In Christopher Durang’s “Vanya and Sonia and Masha and Spike,” Anton Chekhov meets Walt Disney in this over-the-top comedy that takes place in the rustic Pennsylvanian home of two single 50-something siblings. When their self-absorbed Hollywood actress sister comes gallivanting back into the picture with her very young and often naked new boy toy, the three must come to terms with the dull and shallow lives they have led as their midlife crises ensue.
The original production first opened off-Broadway at New Jersey’s McCarter Theatre not even a year ago and transferred to the Great White Way just this March. At the 67th Annual Tony Awards, it was nominated in six major categories and took home the pre-eminent “Best Play” award. “Vanya and Sonia and Masha and Spike” is the season opener for Berkeley Repertory Theatre’s current season — making it the first official production to open on the West Coast and outside off-Broadway and Broadway.

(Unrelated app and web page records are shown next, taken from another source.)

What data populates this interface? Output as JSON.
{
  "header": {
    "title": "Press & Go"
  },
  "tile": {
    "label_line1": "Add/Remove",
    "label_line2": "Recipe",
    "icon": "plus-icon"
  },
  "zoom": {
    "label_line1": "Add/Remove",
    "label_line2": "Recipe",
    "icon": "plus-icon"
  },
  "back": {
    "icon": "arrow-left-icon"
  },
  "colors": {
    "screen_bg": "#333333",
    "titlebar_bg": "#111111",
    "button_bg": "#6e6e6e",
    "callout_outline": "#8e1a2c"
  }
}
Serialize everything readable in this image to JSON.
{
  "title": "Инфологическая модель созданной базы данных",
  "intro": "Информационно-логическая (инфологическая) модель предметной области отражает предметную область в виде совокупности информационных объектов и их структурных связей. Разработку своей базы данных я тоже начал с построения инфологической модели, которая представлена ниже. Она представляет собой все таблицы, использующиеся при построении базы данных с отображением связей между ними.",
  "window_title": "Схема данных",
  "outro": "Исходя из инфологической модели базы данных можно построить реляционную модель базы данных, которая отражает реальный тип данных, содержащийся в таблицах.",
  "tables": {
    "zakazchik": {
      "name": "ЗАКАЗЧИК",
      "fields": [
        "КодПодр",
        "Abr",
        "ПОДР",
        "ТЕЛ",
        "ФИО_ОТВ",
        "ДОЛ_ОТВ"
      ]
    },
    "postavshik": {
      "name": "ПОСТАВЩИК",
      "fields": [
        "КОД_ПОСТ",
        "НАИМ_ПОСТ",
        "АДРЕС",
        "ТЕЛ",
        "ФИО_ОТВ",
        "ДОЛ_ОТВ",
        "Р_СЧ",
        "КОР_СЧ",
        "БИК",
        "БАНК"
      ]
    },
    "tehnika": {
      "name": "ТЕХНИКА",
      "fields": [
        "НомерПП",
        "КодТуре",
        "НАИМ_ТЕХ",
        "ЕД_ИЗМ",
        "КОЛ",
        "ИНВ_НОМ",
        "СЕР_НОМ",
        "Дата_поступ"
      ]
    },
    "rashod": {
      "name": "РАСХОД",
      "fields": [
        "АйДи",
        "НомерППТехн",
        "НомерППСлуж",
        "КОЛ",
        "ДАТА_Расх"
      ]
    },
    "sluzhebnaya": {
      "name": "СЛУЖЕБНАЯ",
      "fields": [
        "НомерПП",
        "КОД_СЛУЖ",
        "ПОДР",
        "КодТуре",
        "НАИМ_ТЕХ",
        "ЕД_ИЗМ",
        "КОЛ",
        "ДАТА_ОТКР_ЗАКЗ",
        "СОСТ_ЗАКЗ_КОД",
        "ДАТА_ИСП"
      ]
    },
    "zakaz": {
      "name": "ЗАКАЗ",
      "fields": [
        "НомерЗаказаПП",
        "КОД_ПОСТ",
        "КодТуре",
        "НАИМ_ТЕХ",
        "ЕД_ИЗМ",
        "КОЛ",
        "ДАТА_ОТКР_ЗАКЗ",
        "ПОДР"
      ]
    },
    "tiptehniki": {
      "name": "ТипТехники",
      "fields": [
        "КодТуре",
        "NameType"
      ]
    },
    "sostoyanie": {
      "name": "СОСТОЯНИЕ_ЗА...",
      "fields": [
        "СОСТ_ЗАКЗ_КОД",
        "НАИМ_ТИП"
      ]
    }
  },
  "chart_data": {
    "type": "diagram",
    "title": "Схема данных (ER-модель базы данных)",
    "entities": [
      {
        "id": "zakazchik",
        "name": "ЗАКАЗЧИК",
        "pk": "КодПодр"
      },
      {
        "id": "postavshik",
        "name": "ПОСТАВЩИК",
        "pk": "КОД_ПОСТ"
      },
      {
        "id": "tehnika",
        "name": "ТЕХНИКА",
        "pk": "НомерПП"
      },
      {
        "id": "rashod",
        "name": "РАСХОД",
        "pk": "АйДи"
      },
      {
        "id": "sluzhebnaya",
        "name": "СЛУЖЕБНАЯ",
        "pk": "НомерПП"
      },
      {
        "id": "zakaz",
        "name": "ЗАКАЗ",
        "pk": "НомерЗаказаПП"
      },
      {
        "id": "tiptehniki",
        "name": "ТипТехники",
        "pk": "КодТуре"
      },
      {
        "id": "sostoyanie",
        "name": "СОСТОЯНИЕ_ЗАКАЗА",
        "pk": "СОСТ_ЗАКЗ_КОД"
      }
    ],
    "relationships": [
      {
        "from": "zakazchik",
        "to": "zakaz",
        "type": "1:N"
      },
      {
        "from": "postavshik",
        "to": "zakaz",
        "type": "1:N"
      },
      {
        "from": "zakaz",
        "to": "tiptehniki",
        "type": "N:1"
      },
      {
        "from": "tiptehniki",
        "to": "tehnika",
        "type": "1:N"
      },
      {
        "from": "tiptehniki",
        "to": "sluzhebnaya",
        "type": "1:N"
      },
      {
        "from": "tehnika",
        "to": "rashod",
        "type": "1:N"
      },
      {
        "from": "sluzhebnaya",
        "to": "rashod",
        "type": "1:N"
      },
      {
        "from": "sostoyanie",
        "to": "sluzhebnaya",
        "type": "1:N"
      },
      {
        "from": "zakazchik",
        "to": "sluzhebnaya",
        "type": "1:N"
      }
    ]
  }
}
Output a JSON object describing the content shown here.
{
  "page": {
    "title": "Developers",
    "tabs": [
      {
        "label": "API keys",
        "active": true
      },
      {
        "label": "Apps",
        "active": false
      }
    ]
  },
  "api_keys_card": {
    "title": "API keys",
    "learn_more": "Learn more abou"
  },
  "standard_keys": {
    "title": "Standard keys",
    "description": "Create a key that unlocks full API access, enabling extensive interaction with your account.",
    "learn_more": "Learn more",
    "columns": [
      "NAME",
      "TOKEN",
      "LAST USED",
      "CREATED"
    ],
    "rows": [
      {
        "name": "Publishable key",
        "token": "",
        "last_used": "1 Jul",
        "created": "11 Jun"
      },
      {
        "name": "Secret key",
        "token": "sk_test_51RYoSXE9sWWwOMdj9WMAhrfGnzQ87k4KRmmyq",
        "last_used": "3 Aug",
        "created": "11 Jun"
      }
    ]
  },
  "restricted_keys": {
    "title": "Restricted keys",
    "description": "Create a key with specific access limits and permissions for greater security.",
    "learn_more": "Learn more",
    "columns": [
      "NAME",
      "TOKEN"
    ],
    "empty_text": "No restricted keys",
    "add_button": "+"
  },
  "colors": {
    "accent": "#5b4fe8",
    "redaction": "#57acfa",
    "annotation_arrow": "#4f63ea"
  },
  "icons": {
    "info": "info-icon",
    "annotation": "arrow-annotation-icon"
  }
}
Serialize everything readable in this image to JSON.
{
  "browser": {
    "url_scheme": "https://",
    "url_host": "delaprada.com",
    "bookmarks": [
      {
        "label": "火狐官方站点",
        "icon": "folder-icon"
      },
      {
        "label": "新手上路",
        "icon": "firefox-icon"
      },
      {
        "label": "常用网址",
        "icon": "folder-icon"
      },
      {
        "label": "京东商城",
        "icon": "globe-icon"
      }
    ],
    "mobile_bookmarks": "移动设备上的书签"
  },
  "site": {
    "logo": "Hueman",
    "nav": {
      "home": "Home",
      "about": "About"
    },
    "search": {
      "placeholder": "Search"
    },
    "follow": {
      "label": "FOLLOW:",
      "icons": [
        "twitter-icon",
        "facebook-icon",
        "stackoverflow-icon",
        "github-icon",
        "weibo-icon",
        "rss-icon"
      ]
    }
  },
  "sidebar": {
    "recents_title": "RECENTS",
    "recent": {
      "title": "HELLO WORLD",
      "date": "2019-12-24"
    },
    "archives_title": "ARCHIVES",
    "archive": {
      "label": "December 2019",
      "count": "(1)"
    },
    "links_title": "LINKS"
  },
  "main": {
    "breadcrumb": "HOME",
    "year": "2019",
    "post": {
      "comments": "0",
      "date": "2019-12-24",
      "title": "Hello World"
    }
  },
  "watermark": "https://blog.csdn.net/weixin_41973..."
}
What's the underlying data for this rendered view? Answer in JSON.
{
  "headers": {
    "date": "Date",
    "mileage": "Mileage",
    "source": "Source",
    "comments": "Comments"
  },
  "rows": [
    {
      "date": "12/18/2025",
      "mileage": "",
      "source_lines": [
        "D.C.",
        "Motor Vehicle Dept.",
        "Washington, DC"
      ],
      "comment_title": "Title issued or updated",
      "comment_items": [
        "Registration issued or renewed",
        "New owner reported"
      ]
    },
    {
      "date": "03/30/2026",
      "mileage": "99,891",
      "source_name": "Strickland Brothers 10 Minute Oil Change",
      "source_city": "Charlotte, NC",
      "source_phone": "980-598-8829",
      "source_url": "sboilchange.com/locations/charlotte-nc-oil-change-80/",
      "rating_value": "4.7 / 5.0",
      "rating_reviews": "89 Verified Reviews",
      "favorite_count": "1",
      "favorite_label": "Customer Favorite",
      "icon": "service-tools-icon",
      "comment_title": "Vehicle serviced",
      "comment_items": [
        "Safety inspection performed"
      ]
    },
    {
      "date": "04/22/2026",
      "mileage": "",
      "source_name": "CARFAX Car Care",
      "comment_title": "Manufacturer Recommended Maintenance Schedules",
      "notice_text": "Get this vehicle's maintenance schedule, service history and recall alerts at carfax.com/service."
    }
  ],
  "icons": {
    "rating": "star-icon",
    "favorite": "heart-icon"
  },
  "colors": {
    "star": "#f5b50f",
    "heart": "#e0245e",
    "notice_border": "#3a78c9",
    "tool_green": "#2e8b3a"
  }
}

Middle-aged Vanya (Anthony Fusco), a closeted gay man, lives with his slightly offbeat adopted younger sister Sonia (Sharon Lockwood) in the countryside home where they grew up in rural Bucks County, Penn. The two have been manning the homestead for as long as they can remember, staying behind to care for their elderly parents when they contracted Alzheimer’s, while their other sister, Masha (Lorri Holt) went off to Hollywood to pursue her dreams.
All three were named by their professor-slash-community-theater-actor parents after characters from Anton Chekhov’s plays. Fifteen years have fluttered by since their parents’ passing — Vanya and Sonia are both now in their 50s — jobless, single and trapped in mundane, unfulfilling lives. To pass the time, they nag one another, quarrel and bird-watch. Cassandra (Heather Alicia Sims), their housekeeper with prophetic powers, serves as the main source of entertainment in the household — constantly spewing prophecies of calamity to the siblings.
Enter the pretentious and narcissistic Masha, the final sibling of the Chekhov bunch and fading movie star, who finances the house and its upkeep. Her new assistant, the unseen Hootie Pie, claims that the family home is a major financial burden and insists on selling it. With her new 20-something, wannabe actor boyfriend, Spike (Mark Junek) in tow, Masha waltzes back into the house in standard diva style — stirring up trouble along the way. Masha thinks of herself as a great classic actress, though she seems to only find herself being cast as a nymphomaniac serial killer in a series of movies. Spike, on the other hand, is her youthful, attention-craving boyfriend with a wandering eye and an obsession with parkour.
The final character in the play is Nina (Caroline Kaplan) — a young, aspiring actress and die-hard Masha fan visiting her relatives who live next door. She shares the name of the ingenue from Chekhov’s “The Seagull,” who torments declining actress Irina, and quite characteristically carries the same effect on Masha by catching the eye of Spike.
Packed with copious Chekhov references in both the dialogue, structure and themes of the story, “Vanya and Sonia and Masha and Spike” also alludes to Disney’s “Snow White and the Seven Dwarves,” the Beatles, Paul Simon, Maggie Smith, “Entourage”, Greek tragedies and so forth.
While the production is filled with plenty of striking, comical moments — such as when Spike takes the order of doing a “reverse strip-tease” quite literally or when Sonia outshines Masha at a costume party when dressed as the Evil Queen from “Snow White” as played by Maggie Smith on the way to the Oscars — the characters are seemingly far too outrageous and the play entertaining only on the surface level. For those who are unfamiliar with Chekhov’s literature, many parts of the work will seem utterly nonsensical — such as the bizarre reading of Vanya’s play written about molecules. The end product, with its lack of insightful depth, sadly plays out similarly to a bad sitcom.